Vacancies in the office space were significantly reduced due to letting concluded in the Cape Town Foreshore area. The bulk of vacancies comprise B and C-grade office space and low-rental industrial space, resulting in a vacancy by revenue of 9.5 percent.
Georgiou said the interim period had been one of further consolidation. Measures to improve sustainability included refinancing debt expiries, improving liquidity, granting sufficient rental assistance, extending current and entering into new longer-term leases when granting assistance, rebalancing the tenant mix, right-sizing tenant boxes, exploring alternative uses for space and managing costs.
Rental recoveries, as a percentage of normalised invoiced income, increased steadily with a 91.4 percent recovery for September 2021.
Non-recovered income related mainly to tenants with limited trading capabilities under lockdown level 3, such as entertainment offerings, tenants in business rescue (Ster Kinekor and Virgin Mobile), and smaller tenants still recovering from the effects of Covid-19 on their businesses.
Above-inflation increases in rates and municipal charges as well as increased cost of debt continued to be of concern.
The weighted average lease expiry (WALE) remained strong at 5.9 years (4.9 years excluding the offshore portfolio), but the strong lease expiry profile came at a cost with Covid-19 rental assistance granted to tenants as well as rental reversions on renewal of leases.
“We believe the impact of Covid-19 going forward is starting to dissipate. While the portfolio continues to recover in terms of trading and foot count, we believe it will be another 12 to 18 months before these settle at pre Covid-19 levels.

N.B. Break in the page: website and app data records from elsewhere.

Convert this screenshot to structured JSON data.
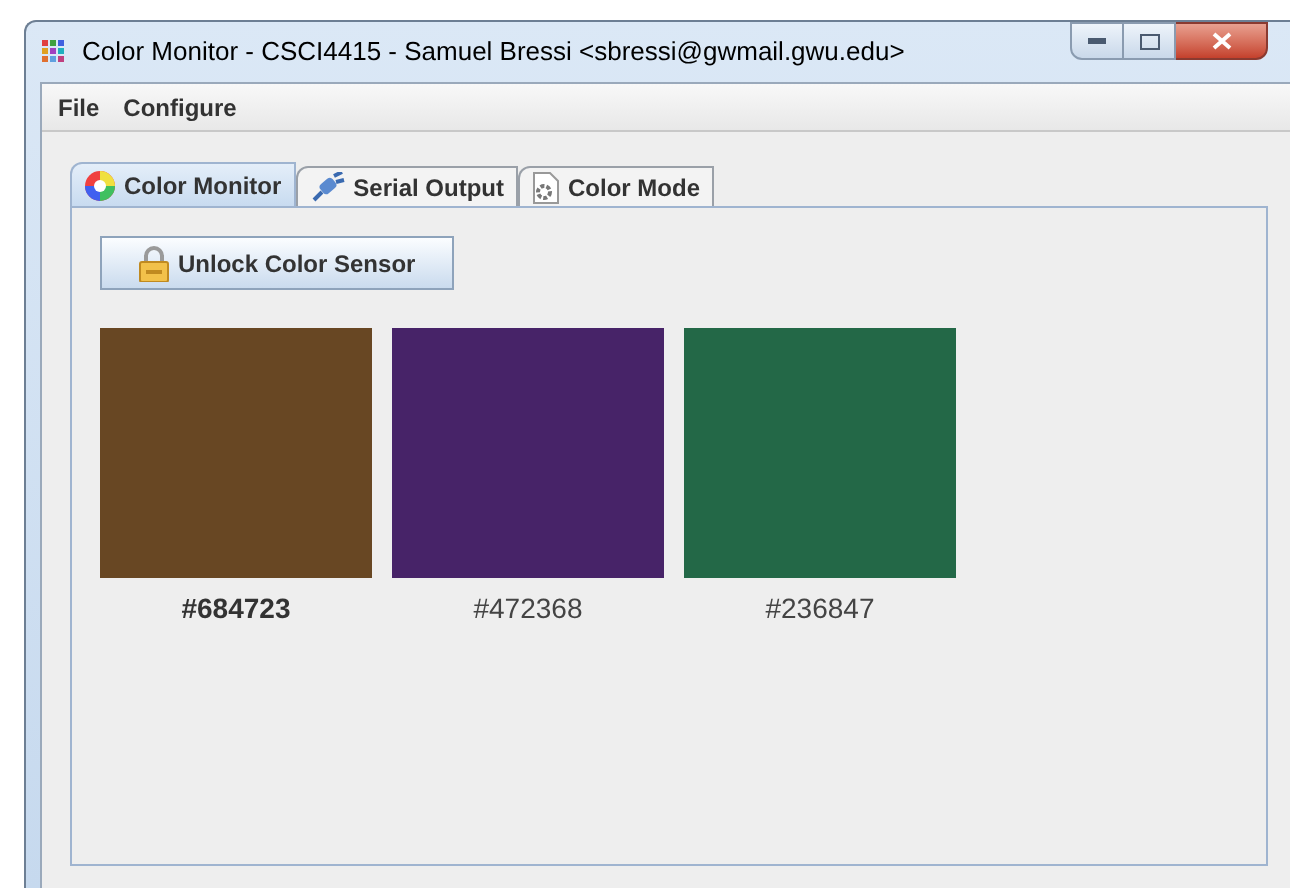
{
  "window": {
    "title": "Color Monitor - CSCI4415 - Samuel Bressi <sbressi@gwmail.gwu.edu>"
  },
  "menu": [
    "File",
    "Configure"
  ],
  "tabs": [
    {
      "label": "Color Monitor",
      "selected": true,
      "kind": "wheel"
    },
    {
      "label": "Serial Output",
      "selected": false,
      "kind": "plug"
    },
    {
      "label": "Color Mode",
      "selected": false,
      "kind": "gear"
    }
  ],
  "unlock_button": {
    "label": "Unlock Color Sensor"
  },
  "swatches": [
    {
      "color": "#684723",
      "label": "#684723",
      "selected": true
    },
    {
      "color": "#472368",
      "label": "#472368",
      "selected": false
    },
    {
      "color": "#236847",
      "label": "#236847",
      "selected": false
    }
  ]
}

The under-performing economy also continues to persist as a risk with consumer spending,” Georgiou said.
He said the Fourways node remained resilient and this had been evidenced by the positive trading seen at the group’s smaller centres.
“We believe this positive trading will soon include the much bigger retail destinations such as the Fourways Mall super-regional shopping centre.”

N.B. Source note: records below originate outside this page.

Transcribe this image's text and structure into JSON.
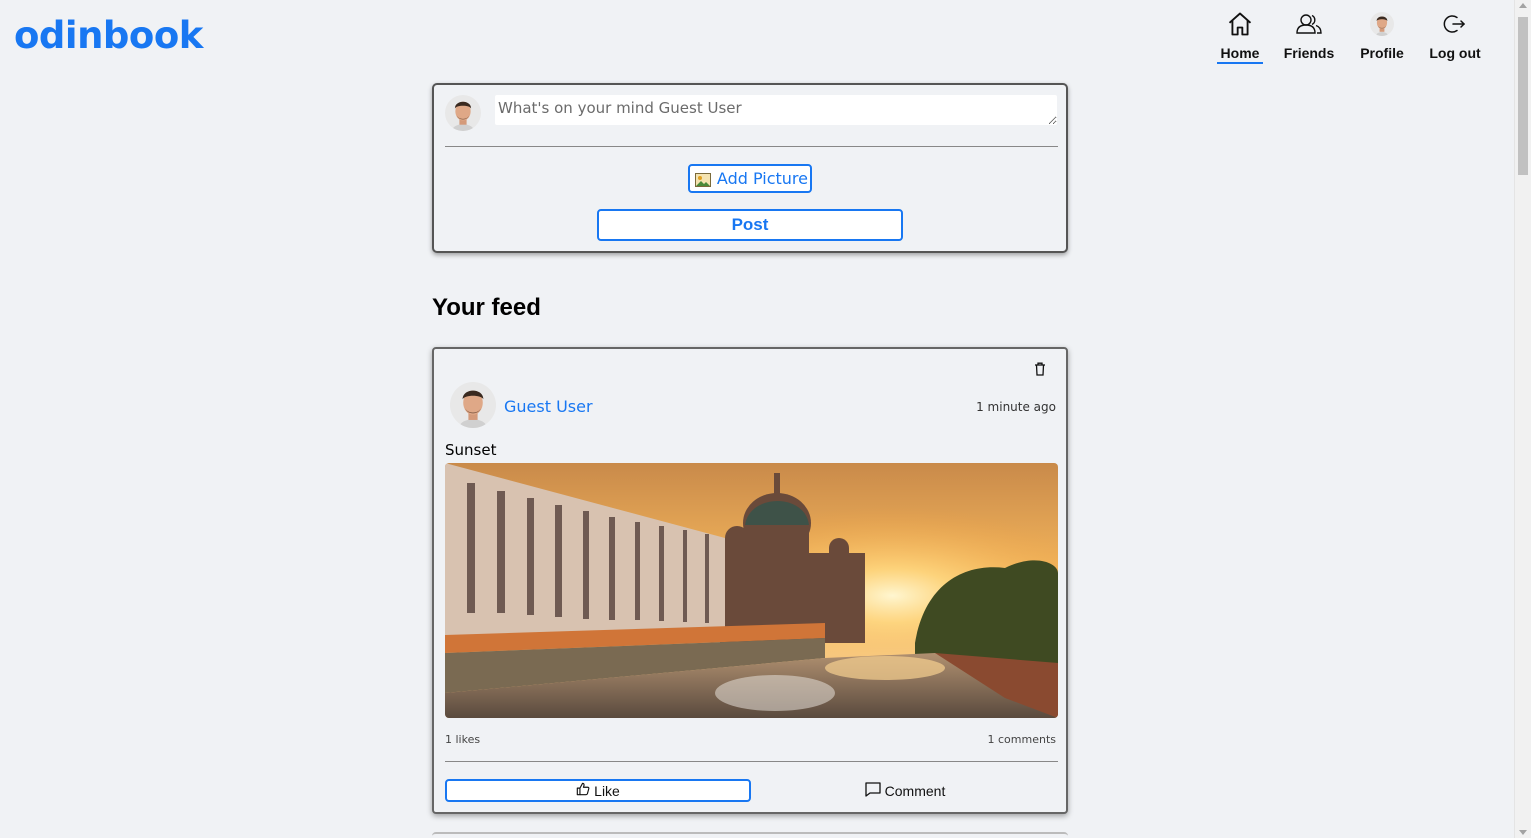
{
  "app": {
    "logo": "odinbook"
  },
  "nav": [
    {
      "label": "Home",
      "icon": "home-icon",
      "active": true
    },
    {
      "label": "Friends",
      "icon": "friends-icon",
      "active": false
    },
    {
      "label": "Profile",
      "icon": "avatar",
      "active": false
    },
    {
      "label": "Log out",
      "icon": "logout-icon",
      "active": false
    }
  ],
  "composer": {
    "placeholder": "What's on your mind Guest User",
    "add_picture_label": "Add Picture",
    "post_label": "Post"
  },
  "feed": {
    "title": "Your feed",
    "posts": [
      {
        "author": "Guest User",
        "time": "1 minute ago",
        "text": "Sunset",
        "likes": "1 likes",
        "comments": "1 comments",
        "like_label": "Like",
        "comment_label": "Comment"
      }
    ]
  },
  "colors": {
    "accent": "#1877f2",
    "background": "#f0f2f5"
  }
}
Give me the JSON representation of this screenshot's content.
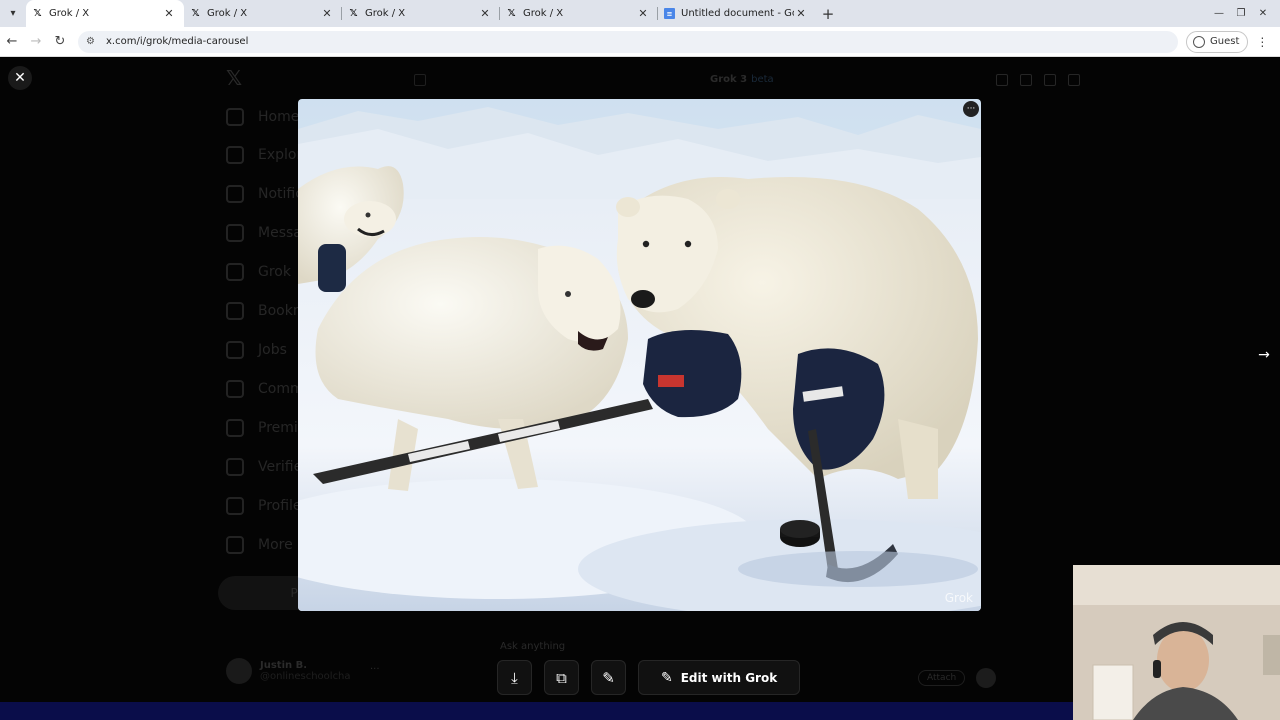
{
  "browser": {
    "tabs": [
      {
        "title": "Grok / X",
        "active": true,
        "favicon": "x-logo-icon"
      },
      {
        "title": "Grok / X",
        "active": false,
        "favicon": "x-logo-icon"
      },
      {
        "title": "Grok / X",
        "active": false,
        "favicon": "x-logo-icon"
      },
      {
        "title": "Grok / X",
        "active": false,
        "favicon": "x-logo-icon"
      },
      {
        "title": "Untitled document - Goog",
        "active": false,
        "favicon": "google-docs-icon"
      }
    ],
    "url": "x.com/i/grok/media-carousel",
    "profile_label": "Guest"
  },
  "sidebar": {
    "items": [
      {
        "label": "Home"
      },
      {
        "label": "Explore"
      },
      {
        "label": "Notifications"
      },
      {
        "label": "Messages"
      },
      {
        "label": "Grok"
      },
      {
        "label": "Bookmarks"
      },
      {
        "label": "Jobs"
      },
      {
        "label": "Communities"
      },
      {
        "label": "Premium"
      },
      {
        "label": "Verified Orgs"
      },
      {
        "label": "Profile"
      },
      {
        "label": "More"
      }
    ],
    "post_label": "Post",
    "account": {
      "name": "Justin B.",
      "handle": "@onlineschoolcha"
    }
  },
  "grok": {
    "model_label": "Grok 3",
    "model_badge": "beta",
    "ask_placeholder": "Ask anything",
    "attach_label": "Attach"
  },
  "modal": {
    "image_alt": "Polar bear and arctic wolves playing ice hockey",
    "watermark": "Grok",
    "edit_label": "Edit with Grok"
  }
}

The group’s nodal strategy and specifically positive trading at its community centres had buoyed performance, but adjusted level 4 restrictions had still impacted on restaurant sales, entertainment and liquor trade during the period.
BUSINESS REPORT ONLINE